- NutriGrain - I feel great. Who could forget Babies everywhere which practically the whole planet laughed at back in 2003. Turnpike films had scored a viral hit, that hit them hard, slowing down their server to a crawl, and once they were over that technical glitch they were served with C&D orders from all brands involved. "I feel Great" was never an ad for NutriGrain, Magic Beer was never approved by Budweiser and as funny as it was Save the Pinata was never a Nintendo ad. The films were picked down one by one from their website, the URL is now owned by a linkfarmer. Justin Reardon from Turnpike films did win young directors award in Cannes for "I feel great" that following summer and you can now find him at Anonymous content, still making us laugh.
- Volkswagens suicide bomber ad - he didn't feel great at all, he got in his car, went to blow up a café, but sadly he had chosen the "small but tough" vehicle to get him there and his plan failed. Lee&Dan may not have planned it, but the ad catapulted them to fame as well as got them in seriously hot water with VW who threatened to sue them, but settled for an apology. Around this point in time, adgrunts got ever more cynical and thought the whole VW-threat was part of the plan to make the viral even more so. Like Nutrigrain, this ad will never leave the web. And how did it work out for its creators? Very well, Lee&Dan have most recently shot some lovely looking Adidas commercials for 180.
- Spoof of Monster. com's Super Bowl spot "When I grow up" modified for the ad world, naturally meant that the ad world couldn't stop loving it - and so did everyone else who felt they were stuck in terrible jobs. Which is everybody - this is the ad that all office dwellers recognized and suddenly us adfolks had some sympathy from the punters who usually hate us. Yeay.
- Why yes, it's the DDB Brazil WWF poster ad that caused award shows to change the rules and ended up on Keith Olbermann's shitlist and was talked about so much we had to make recap post just trying to keep track of all the web mentions and twists in the story. Was it approved? Yes! Then no. Then Okay, maybe by someone in Brazil but they weren't really allowed to approve it. I guess we can count this approved-by-someone ad as pure spec work then, even if it did win a One Show award. I give you the commercial version of the WWF 9/11 ad.

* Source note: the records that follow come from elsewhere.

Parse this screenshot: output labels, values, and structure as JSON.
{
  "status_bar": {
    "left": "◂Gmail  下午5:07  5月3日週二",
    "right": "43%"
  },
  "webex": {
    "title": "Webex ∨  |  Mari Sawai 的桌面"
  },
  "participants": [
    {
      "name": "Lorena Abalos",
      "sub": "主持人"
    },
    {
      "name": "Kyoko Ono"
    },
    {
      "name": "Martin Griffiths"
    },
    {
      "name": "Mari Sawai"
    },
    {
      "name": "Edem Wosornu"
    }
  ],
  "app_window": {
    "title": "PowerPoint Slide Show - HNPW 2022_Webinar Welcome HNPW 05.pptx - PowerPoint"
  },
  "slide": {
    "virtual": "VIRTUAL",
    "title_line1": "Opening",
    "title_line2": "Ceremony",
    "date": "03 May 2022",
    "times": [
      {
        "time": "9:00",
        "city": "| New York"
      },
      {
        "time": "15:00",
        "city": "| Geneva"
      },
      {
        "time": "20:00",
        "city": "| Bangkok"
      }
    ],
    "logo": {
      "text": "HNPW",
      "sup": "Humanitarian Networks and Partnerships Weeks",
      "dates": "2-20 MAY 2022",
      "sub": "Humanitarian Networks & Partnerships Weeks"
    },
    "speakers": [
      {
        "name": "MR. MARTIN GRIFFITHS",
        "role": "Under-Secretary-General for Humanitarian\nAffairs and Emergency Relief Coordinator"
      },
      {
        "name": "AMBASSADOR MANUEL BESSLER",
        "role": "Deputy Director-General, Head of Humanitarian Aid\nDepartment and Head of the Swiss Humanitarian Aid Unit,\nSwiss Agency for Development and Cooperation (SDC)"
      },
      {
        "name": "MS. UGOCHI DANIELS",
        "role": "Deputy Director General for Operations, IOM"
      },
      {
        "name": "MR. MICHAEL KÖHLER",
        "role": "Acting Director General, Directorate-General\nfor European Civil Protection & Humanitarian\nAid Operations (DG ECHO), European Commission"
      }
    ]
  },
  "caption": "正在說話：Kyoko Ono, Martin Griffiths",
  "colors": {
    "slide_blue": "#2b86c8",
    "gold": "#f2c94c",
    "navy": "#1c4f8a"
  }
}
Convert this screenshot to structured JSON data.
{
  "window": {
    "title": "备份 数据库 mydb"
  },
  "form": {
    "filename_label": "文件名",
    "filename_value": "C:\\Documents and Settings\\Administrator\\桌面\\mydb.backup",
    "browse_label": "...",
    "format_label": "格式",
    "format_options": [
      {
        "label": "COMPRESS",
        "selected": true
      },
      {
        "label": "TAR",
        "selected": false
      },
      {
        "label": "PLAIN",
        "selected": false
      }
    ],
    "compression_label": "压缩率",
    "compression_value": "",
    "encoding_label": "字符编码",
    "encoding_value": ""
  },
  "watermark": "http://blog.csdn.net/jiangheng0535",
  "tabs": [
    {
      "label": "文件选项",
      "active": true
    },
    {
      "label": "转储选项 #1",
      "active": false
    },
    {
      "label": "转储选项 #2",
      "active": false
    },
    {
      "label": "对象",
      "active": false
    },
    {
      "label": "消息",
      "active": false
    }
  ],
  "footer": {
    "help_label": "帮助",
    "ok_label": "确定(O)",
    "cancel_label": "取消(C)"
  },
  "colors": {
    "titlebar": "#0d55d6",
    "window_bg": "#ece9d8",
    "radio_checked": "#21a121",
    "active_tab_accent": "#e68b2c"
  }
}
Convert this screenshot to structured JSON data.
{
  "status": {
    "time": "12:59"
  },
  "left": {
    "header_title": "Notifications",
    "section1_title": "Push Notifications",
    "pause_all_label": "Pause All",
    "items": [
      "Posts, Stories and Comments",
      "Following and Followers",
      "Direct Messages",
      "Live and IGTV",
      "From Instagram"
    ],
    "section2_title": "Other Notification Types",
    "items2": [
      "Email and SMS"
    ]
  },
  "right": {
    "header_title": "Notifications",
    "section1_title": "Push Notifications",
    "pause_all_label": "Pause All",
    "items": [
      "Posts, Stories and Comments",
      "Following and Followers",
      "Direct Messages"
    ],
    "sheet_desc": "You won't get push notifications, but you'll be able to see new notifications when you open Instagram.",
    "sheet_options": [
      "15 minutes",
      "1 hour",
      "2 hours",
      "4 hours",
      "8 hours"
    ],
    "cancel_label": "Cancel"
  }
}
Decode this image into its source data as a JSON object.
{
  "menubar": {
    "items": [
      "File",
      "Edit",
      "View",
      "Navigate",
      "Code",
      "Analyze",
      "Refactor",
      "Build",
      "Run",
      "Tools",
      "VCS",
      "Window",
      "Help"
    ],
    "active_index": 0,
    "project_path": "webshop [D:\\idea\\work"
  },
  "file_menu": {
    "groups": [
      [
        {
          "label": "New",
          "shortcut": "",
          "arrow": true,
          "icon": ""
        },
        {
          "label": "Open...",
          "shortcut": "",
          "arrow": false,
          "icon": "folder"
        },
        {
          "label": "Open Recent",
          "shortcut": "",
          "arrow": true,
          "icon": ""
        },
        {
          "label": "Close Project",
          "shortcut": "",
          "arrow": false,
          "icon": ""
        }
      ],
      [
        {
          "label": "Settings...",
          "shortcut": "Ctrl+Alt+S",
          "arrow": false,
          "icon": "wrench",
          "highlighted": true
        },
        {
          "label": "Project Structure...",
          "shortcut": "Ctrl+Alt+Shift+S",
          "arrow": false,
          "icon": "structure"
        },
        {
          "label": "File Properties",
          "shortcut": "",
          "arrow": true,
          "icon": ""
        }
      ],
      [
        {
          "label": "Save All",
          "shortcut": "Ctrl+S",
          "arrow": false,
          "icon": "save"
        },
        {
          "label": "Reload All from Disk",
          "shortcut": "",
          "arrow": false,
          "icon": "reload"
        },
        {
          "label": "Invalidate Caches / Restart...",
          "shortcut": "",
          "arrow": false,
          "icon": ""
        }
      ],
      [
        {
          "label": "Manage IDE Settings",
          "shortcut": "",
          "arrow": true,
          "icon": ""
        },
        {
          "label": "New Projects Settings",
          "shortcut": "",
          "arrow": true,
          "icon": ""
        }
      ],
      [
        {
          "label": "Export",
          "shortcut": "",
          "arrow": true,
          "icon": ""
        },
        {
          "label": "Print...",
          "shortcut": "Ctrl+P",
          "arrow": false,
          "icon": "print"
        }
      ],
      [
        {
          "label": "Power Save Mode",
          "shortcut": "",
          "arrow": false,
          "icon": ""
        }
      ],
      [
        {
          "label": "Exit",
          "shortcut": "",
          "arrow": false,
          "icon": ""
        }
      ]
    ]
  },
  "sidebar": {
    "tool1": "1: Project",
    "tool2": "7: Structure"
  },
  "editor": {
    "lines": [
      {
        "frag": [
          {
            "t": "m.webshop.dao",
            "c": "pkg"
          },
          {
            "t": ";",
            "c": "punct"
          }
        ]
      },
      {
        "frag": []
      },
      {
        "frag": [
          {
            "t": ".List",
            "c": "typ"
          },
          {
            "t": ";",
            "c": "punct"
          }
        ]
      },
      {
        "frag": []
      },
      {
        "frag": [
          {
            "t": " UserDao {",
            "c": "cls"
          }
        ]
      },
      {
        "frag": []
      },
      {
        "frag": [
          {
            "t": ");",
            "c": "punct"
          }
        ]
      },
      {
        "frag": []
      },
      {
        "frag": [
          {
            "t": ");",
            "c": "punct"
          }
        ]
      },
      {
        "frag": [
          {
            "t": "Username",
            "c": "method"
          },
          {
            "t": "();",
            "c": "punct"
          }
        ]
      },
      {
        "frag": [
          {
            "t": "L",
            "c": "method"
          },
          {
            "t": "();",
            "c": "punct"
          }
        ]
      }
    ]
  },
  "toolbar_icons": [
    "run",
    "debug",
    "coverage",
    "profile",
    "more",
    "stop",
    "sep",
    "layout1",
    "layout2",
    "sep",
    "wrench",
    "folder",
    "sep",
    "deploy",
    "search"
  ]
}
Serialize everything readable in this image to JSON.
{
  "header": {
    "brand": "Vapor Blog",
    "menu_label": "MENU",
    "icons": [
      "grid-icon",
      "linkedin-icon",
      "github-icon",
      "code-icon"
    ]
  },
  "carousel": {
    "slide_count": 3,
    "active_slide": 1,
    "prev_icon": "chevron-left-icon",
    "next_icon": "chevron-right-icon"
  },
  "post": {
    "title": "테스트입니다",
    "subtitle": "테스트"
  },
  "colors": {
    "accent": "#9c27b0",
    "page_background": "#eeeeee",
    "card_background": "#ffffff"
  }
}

And the number one viral spec ad in the past ten years . . . . .
We've talked about spec work a lot here on adland over the years, and the best discussion can be found in spec work going around the web as real ads where many adgrunts voice the pro and cons for showing off your spec work on the web, even if you're hijacking someone elses brand to do it. It's risky business, you might get fired, but then again you might get hired.
I'm sure that you, dear adgrunts have suggestions of ads that should be on this list, it's hard to whittle ten years down to ten points. Which ones deserve an honorable mention?